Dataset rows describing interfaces
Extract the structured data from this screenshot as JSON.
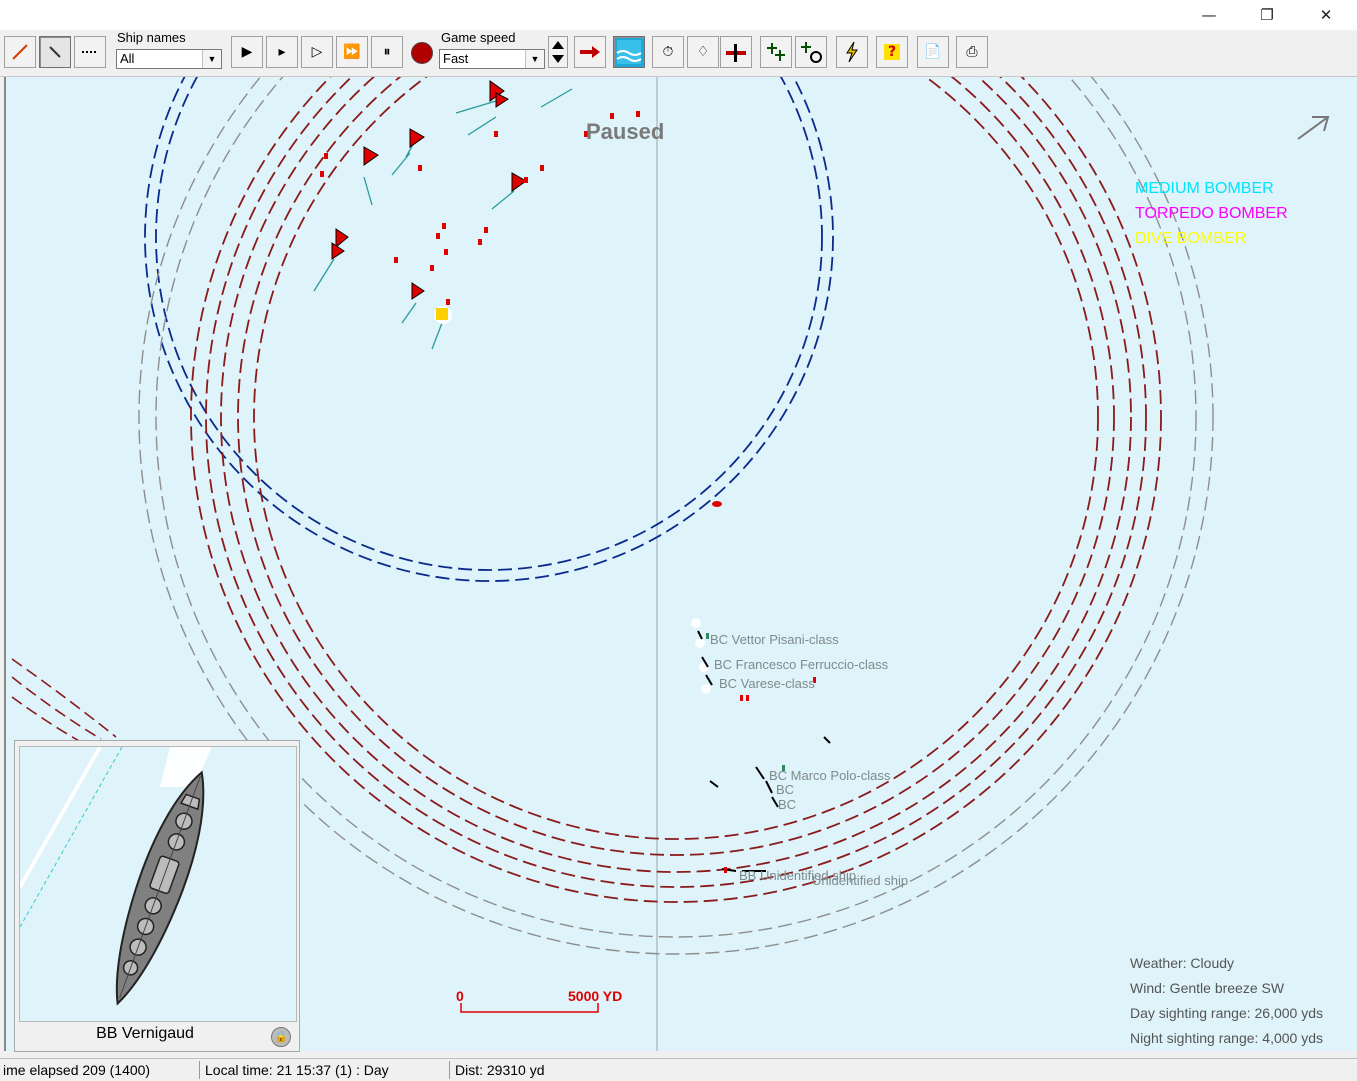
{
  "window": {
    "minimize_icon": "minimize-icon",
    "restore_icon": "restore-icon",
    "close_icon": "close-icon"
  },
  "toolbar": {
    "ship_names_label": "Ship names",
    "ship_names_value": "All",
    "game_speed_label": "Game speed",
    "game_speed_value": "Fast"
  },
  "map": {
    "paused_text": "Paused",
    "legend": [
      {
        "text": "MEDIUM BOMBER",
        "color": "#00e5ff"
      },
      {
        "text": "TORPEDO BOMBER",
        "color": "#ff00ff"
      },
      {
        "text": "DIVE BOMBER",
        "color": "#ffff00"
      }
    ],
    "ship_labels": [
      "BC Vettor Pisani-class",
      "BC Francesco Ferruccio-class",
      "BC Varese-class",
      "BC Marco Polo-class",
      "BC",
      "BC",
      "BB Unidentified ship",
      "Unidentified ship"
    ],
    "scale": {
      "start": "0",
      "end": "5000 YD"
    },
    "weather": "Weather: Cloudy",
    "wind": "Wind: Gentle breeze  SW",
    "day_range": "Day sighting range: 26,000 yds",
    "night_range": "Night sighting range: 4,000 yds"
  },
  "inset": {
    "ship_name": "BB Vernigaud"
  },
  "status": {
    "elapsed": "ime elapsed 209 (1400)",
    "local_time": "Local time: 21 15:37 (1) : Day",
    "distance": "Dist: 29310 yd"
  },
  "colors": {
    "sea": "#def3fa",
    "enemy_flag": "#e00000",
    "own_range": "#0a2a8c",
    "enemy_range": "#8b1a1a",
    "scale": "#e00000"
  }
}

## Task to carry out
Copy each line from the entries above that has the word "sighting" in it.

## Result of the task
    "day_range": "Day sighting range: 26,000 yds",
    "night_range": "Night sighting range: 4,000 yds"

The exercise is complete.